# Task instructions:
Read through the listing and copy every line that contains the word "Smart".

+++ Stored data

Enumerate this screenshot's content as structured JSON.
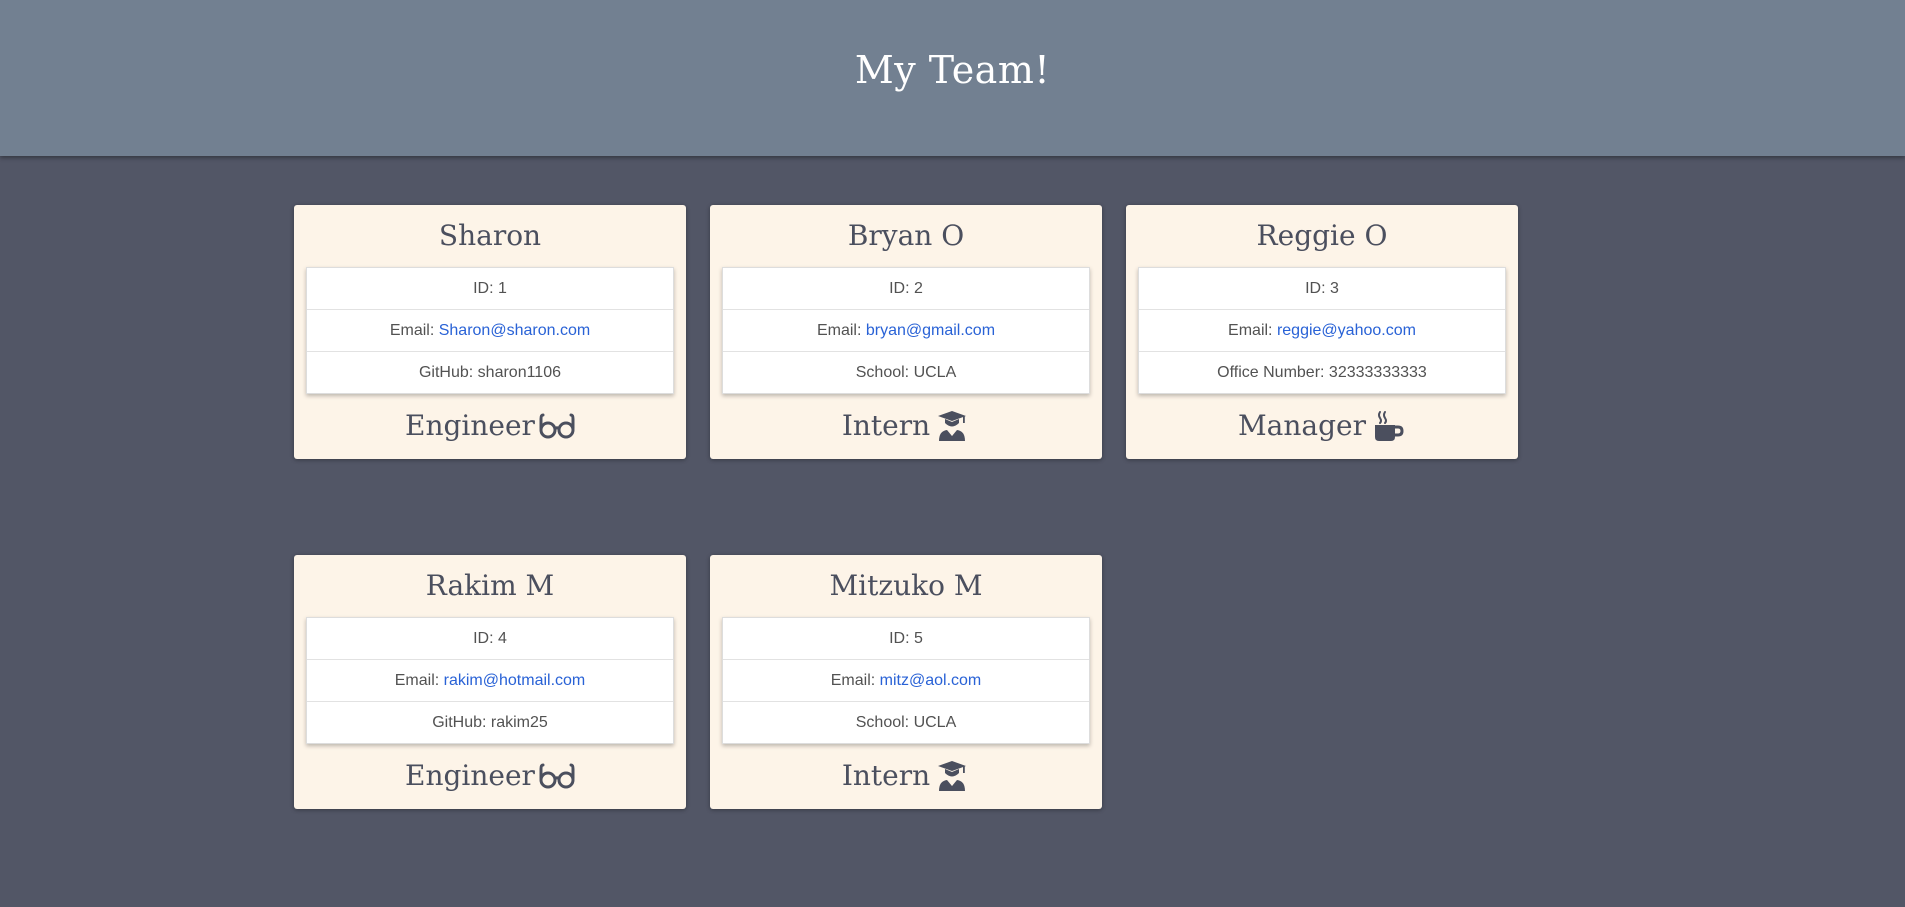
{
  "header": {
    "title": "My Team!"
  },
  "colors": {
    "background": "#525666",
    "header": "#728091",
    "card": "#fdf4e8",
    "link": "#2962d6",
    "text": "#4b4f5e"
  },
  "team": [
    {
      "name": "Sharon",
      "id_text": "ID: 1",
      "email_label": "Email: ",
      "email": "Sharon@sharon.com",
      "detail_label": "GitHub: ",
      "detail_value": "sharon1106",
      "role": "Engineer",
      "icon": "glasses-icon"
    },
    {
      "name": "Bryan O",
      "id_text": "ID: 2",
      "email_label": "Email: ",
      "email": "bryan@gmail.com",
      "detail_label": "School: ",
      "detail_value": "UCLA",
      "role": "Intern",
      "icon": "graduate-icon"
    },
    {
      "name": "Reggie O",
      "id_text": "ID: 3",
      "email_label": "Email: ",
      "email": "reggie@yahoo.com",
      "detail_label": "Office Number: ",
      "detail_value": "32333333333",
      "role": "Manager",
      "icon": "coffee-icon"
    },
    {
      "name": "Rakim M",
      "id_text": "ID: 4",
      "email_label": "Email: ",
      "email": "rakim@hotmail.com",
      "detail_label": "GitHub: ",
      "detail_value": "rakim25",
      "role": "Engineer",
      "icon": "glasses-icon"
    },
    {
      "name": "Mitzuko M",
      "id_text": "ID: 5",
      "email_label": "Email: ",
      "email": "mitz@aol.com",
      "detail_label": "School: ",
      "detail_value": "UCLA",
      "role": "Intern",
      "icon": "graduate-icon"
    }
  ]
}
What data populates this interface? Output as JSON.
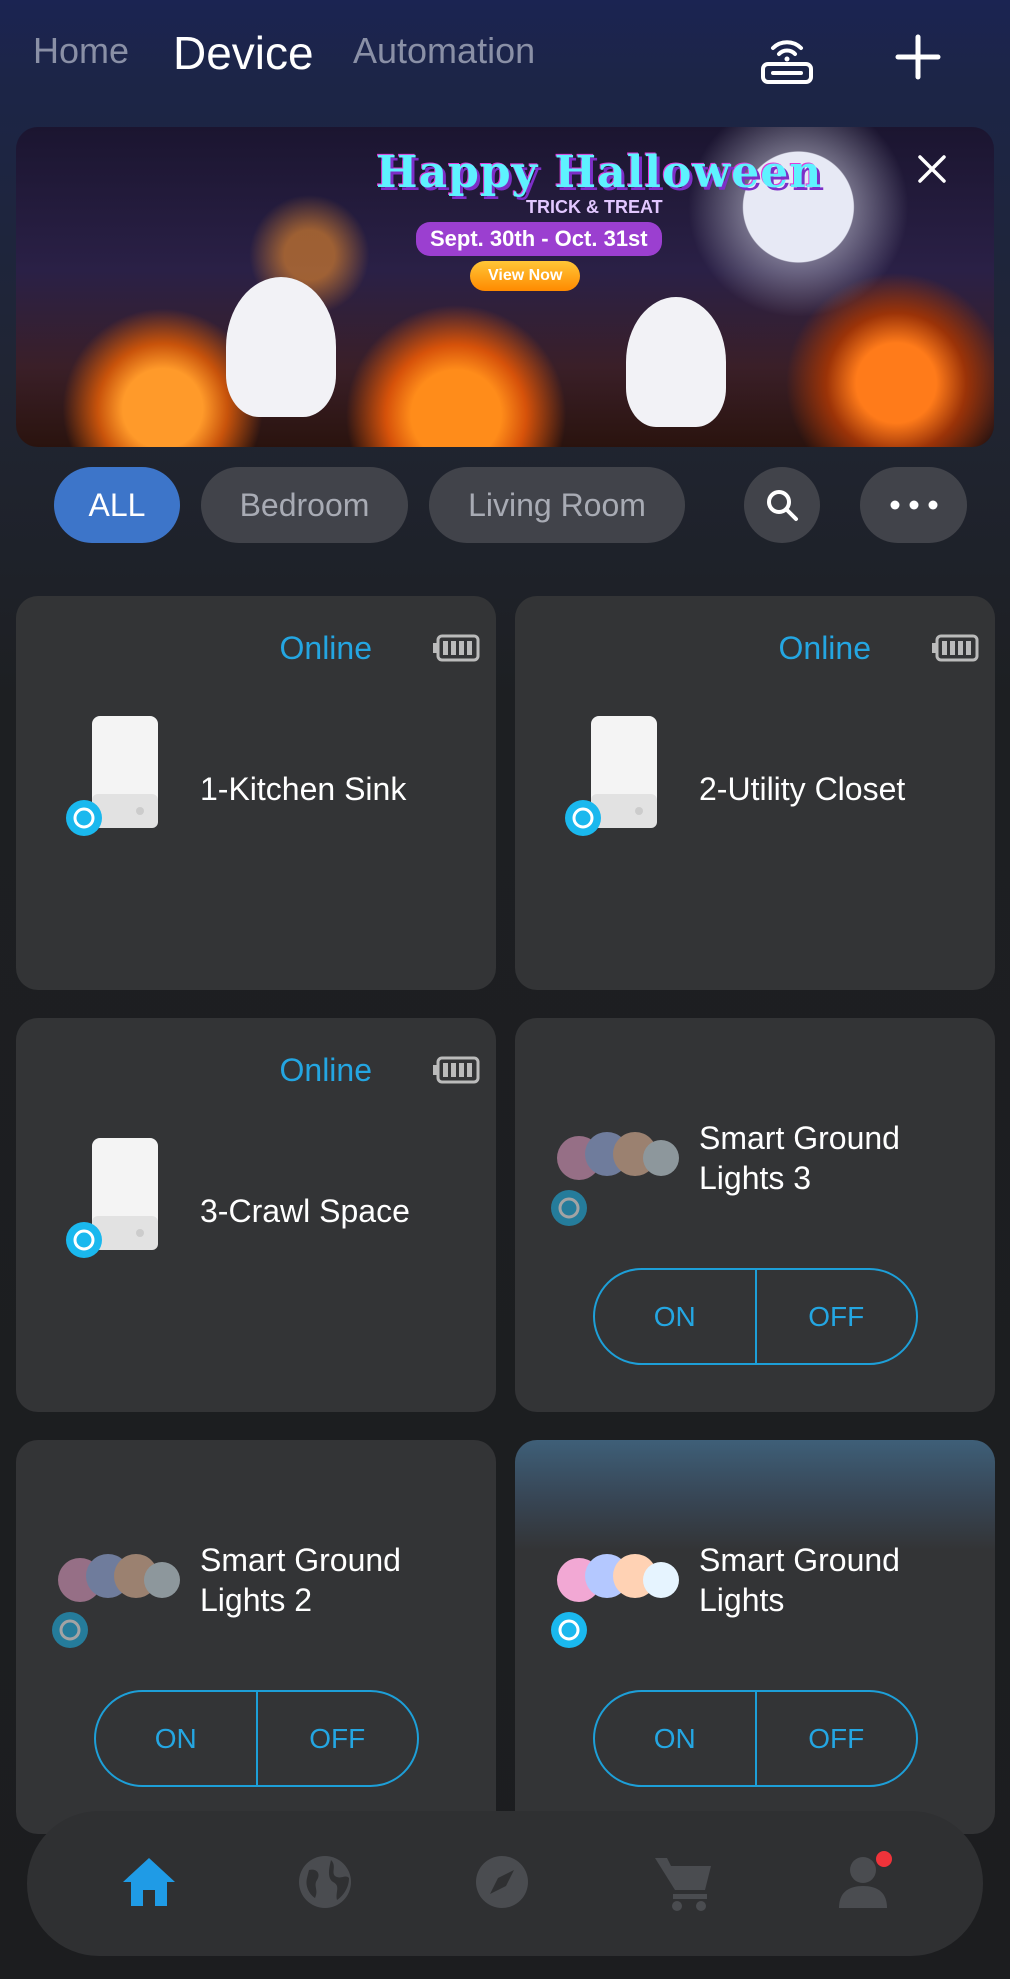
{
  "header": {
    "tabs": [
      {
        "label": "Home"
      },
      {
        "label": "Device"
      },
      {
        "label": "Automation"
      }
    ],
    "icons": {
      "gateway": "gateway-icon",
      "add": "plus-icon"
    }
  },
  "banner": {
    "title": "Happy Halloween",
    "subtitle": "TRICK & TREAT",
    "dates": "Sept. 30th - Oct. 31st",
    "button": "View Now"
  },
  "filters": {
    "chips": [
      "ALL",
      "Bedroom",
      "Living Room"
    ],
    "active_color": "#3d75c9"
  },
  "devices": [
    {
      "name": "1-Kitchen Sink",
      "status": "Online",
      "type": "sensor"
    },
    {
      "name": "2-Utility Closet",
      "status": "Online",
      "type": "sensor"
    },
    {
      "name": "3-Crawl Space",
      "status": "Online",
      "type": "sensor"
    },
    {
      "name": "Smart Ground Lights 3",
      "type": "light",
      "on_label": "ON",
      "off_label": "OFF"
    },
    {
      "name": "Smart Ground Lights 2",
      "type": "light",
      "on_label": "ON",
      "off_label": "OFF"
    },
    {
      "name": "Smart Ground Lights",
      "type": "light",
      "on_label": "ON",
      "off_label": "OFF"
    }
  ],
  "colors": {
    "accent": "#24a6e2",
    "card": "#333436",
    "notification": "#f0333a"
  },
  "bottom_nav": [
    "home-icon",
    "globe-icon",
    "compass-icon",
    "cart-icon",
    "user-icon"
  ]
}
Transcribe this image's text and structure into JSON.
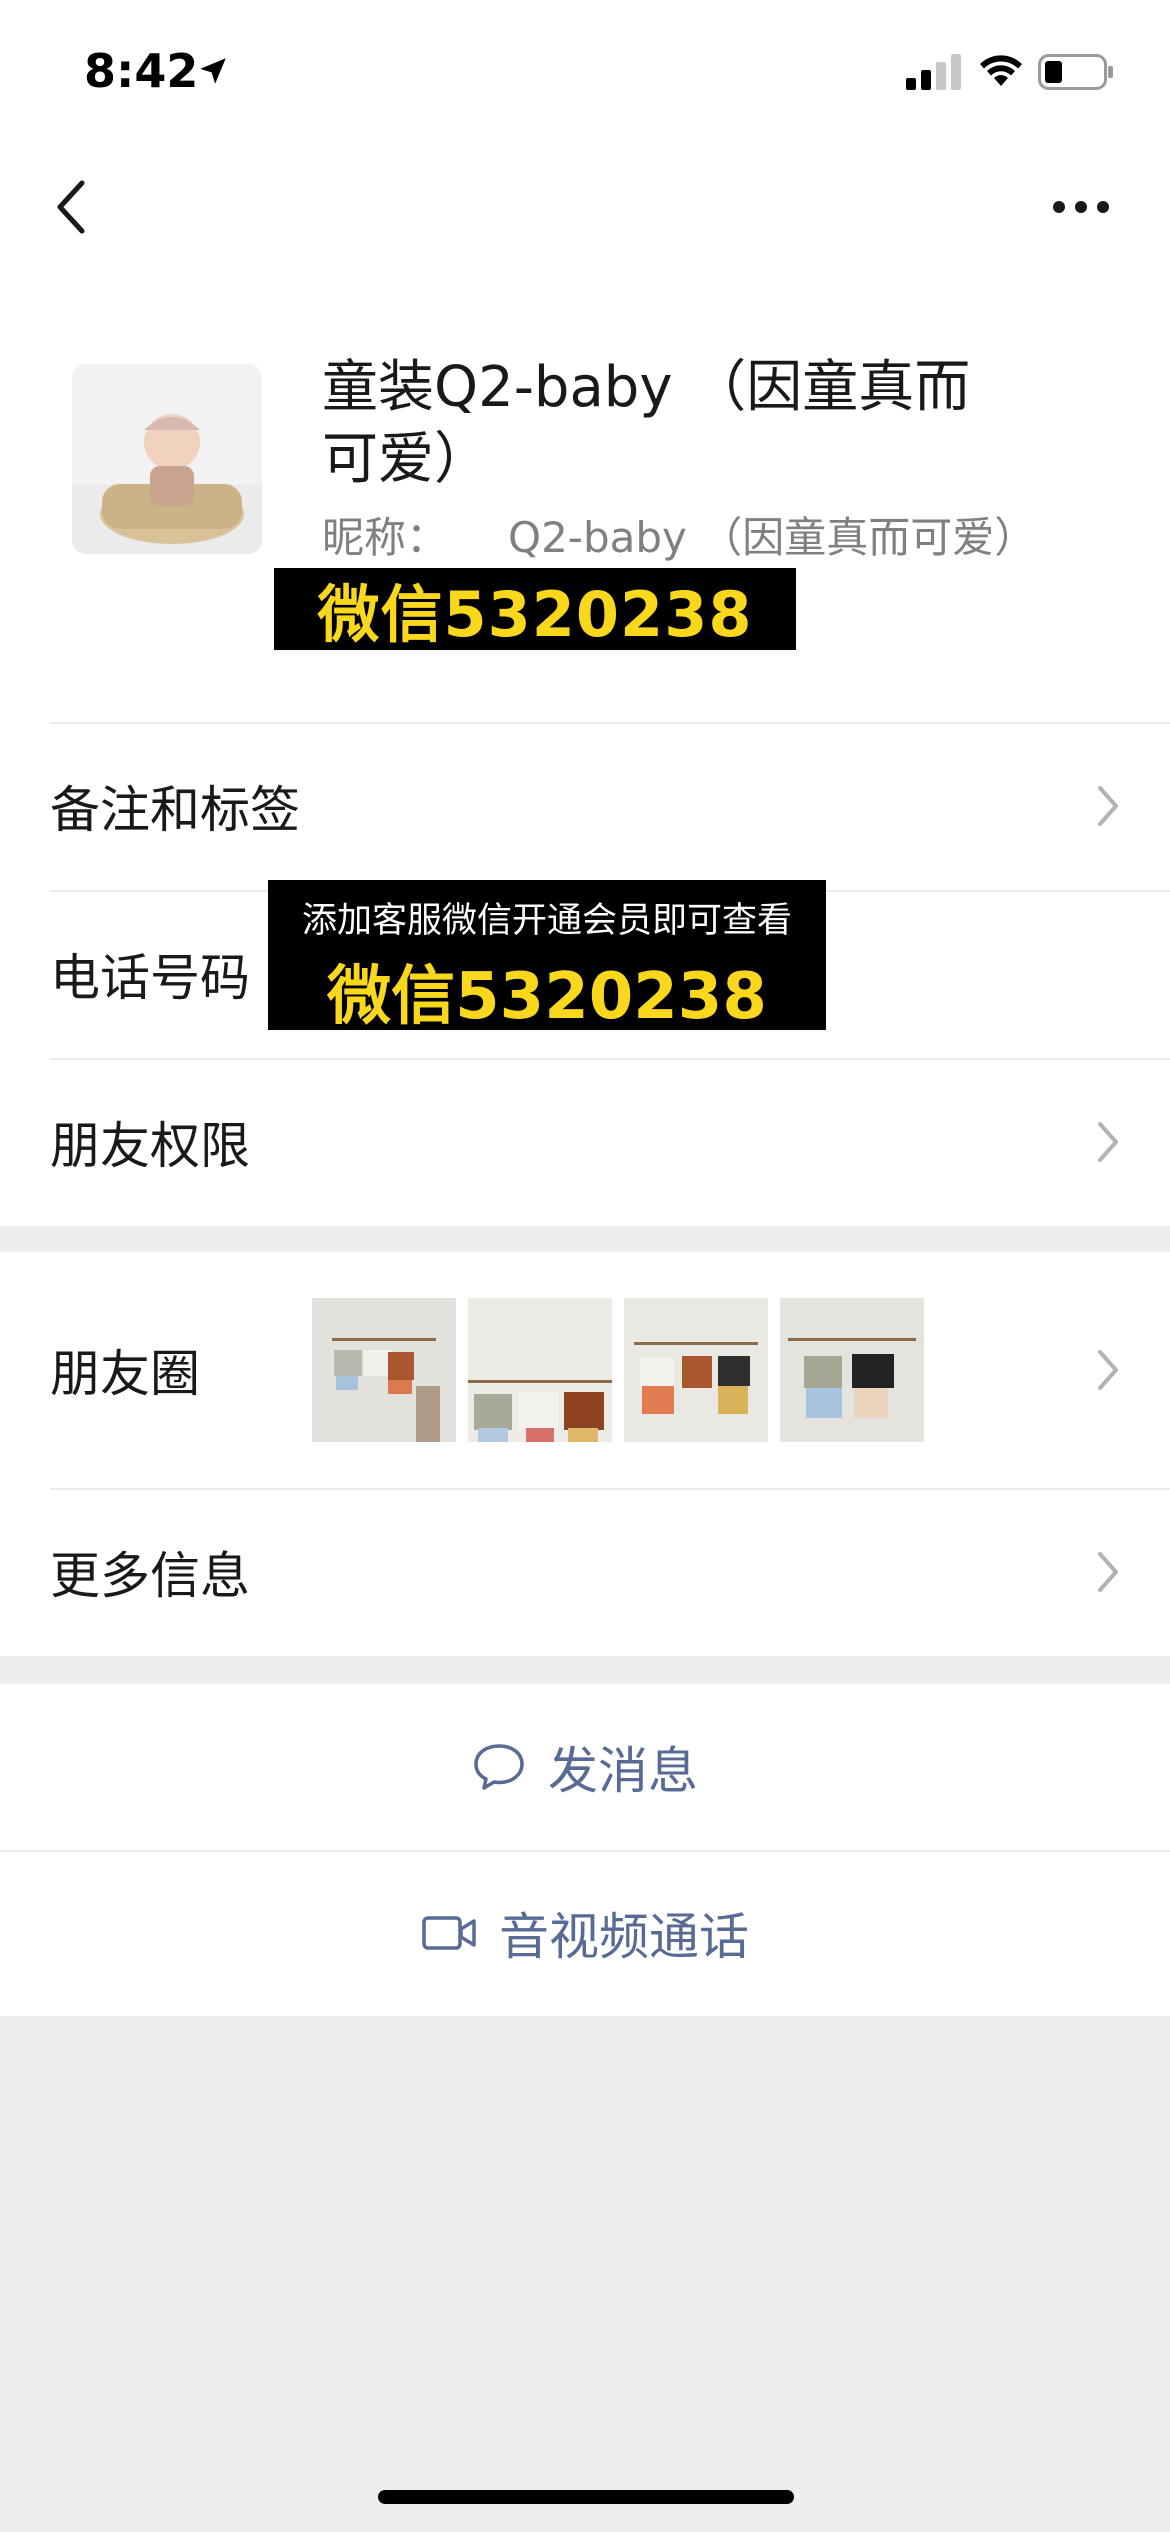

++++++

# Output:
      "name": "Smart Ground Lights 3",
      "name": "Smart Ground Lights 2",
      "name": "Smart Ground Lights",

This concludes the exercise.